« Reply #16 on: 29 Oct 2021, 01:37 pm »
After watching many of Dennis Foley's (Acoustic Fields) videos on YT, I decided to remove the 6.5' etagere that housed my equipment and tv. The equipment is now close to the floor and the tv is moved back as close to the wall as I can get it, and the soundstage has improved. Putting a heavy wool blanket over the reflective tv surface helps get rid of the tizzieness that it creates. The bottom line is that if you want to improve your soundstaging remove as much stuff from between the speakers (and front wall) as you can, which also allows you to work more easily with wall treatments. Even though it was a PITA to do, my ears are thanking me for doing it. Good luck!

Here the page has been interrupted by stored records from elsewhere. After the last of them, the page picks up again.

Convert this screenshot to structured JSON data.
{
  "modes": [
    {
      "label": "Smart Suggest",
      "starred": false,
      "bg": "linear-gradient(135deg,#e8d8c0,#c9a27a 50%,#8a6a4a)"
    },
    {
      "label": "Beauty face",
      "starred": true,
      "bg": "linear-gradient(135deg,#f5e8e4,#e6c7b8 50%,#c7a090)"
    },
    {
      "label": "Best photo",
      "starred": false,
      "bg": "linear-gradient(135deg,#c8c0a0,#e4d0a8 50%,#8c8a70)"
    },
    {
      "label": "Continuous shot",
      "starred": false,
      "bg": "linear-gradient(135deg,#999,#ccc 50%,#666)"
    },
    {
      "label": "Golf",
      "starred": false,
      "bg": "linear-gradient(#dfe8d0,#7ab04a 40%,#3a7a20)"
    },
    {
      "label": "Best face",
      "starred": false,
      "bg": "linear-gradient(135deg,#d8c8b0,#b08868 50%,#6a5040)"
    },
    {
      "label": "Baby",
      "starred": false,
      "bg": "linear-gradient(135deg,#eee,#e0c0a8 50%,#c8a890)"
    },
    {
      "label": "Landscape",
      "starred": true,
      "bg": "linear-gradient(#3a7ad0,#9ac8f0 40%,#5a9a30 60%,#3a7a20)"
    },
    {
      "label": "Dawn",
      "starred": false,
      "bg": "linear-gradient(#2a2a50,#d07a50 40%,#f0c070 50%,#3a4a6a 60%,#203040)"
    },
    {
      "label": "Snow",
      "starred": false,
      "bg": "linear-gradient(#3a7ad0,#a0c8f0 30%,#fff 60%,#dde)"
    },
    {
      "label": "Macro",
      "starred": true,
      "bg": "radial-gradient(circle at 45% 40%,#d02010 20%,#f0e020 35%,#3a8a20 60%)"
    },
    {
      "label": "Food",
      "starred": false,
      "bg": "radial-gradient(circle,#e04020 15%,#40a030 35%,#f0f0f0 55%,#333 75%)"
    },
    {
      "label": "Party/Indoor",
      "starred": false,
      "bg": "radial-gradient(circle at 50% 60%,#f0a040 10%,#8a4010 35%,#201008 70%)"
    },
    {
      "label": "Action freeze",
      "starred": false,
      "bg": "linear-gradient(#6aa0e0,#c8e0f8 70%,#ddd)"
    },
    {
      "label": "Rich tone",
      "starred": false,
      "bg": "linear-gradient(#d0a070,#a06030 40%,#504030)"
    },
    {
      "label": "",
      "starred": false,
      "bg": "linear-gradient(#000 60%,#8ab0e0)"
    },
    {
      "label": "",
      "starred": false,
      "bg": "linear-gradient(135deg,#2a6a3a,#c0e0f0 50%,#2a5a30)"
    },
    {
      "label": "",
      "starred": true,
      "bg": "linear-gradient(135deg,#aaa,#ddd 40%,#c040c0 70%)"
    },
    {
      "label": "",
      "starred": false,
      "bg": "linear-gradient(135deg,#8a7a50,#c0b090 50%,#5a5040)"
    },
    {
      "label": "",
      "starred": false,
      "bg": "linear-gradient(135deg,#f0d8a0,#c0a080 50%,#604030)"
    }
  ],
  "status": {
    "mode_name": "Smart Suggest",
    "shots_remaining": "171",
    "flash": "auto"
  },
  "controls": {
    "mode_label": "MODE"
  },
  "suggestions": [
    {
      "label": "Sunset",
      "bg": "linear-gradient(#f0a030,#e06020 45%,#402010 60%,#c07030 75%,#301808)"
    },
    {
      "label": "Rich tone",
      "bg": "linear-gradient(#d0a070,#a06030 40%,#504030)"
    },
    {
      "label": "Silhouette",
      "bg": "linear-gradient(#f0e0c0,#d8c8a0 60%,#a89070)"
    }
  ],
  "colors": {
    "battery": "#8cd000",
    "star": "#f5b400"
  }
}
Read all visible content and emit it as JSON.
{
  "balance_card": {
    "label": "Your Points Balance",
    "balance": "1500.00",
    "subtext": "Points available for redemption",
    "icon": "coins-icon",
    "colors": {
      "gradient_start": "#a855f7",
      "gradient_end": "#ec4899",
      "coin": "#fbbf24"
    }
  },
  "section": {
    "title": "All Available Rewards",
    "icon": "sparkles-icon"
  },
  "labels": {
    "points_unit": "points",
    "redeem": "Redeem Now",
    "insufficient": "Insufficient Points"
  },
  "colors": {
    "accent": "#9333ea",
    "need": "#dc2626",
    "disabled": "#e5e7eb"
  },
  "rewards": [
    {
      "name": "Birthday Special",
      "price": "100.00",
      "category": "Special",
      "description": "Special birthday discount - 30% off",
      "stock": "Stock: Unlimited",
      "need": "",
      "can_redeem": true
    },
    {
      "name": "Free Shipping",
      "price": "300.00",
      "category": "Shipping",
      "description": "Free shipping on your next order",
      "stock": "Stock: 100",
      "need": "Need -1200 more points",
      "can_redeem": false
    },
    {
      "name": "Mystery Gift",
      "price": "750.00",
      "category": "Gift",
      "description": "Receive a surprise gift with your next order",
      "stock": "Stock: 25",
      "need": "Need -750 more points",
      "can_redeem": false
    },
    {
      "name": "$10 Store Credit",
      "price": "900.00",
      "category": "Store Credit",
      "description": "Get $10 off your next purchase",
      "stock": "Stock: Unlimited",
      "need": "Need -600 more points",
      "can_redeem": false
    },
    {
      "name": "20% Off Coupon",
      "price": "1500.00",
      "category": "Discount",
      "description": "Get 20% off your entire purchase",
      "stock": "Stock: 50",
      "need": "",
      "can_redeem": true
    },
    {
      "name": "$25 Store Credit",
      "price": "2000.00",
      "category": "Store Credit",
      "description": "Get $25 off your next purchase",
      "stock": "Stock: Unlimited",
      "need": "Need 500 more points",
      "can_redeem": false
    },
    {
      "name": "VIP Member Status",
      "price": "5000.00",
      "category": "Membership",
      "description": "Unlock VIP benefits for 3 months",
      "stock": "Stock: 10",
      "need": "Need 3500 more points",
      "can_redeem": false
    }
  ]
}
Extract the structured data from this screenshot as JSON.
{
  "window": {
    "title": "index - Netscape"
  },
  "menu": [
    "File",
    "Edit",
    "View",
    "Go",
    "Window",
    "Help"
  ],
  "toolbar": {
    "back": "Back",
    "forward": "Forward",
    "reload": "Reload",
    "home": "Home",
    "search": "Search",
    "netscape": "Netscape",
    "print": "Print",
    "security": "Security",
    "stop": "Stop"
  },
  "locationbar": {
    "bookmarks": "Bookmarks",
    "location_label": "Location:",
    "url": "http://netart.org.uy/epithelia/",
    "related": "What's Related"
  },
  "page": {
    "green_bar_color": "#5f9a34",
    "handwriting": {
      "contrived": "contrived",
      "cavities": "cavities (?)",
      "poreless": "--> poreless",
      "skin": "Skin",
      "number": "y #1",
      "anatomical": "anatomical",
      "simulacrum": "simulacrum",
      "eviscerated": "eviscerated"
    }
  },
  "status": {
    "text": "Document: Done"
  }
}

Well done. We don’t all have the luxury of having our “stuff” somewhere other than between the speakers but this advice, while being important for any speakers, MUST be especially important for open baffles. For me, I am fortunate to have all equipment except for my amp in a room adjacent to the front wall, which has allowed me to make maximum use of 6 Vicoustics DC2 diffusers behind the Spatials. I have no TV to worry about.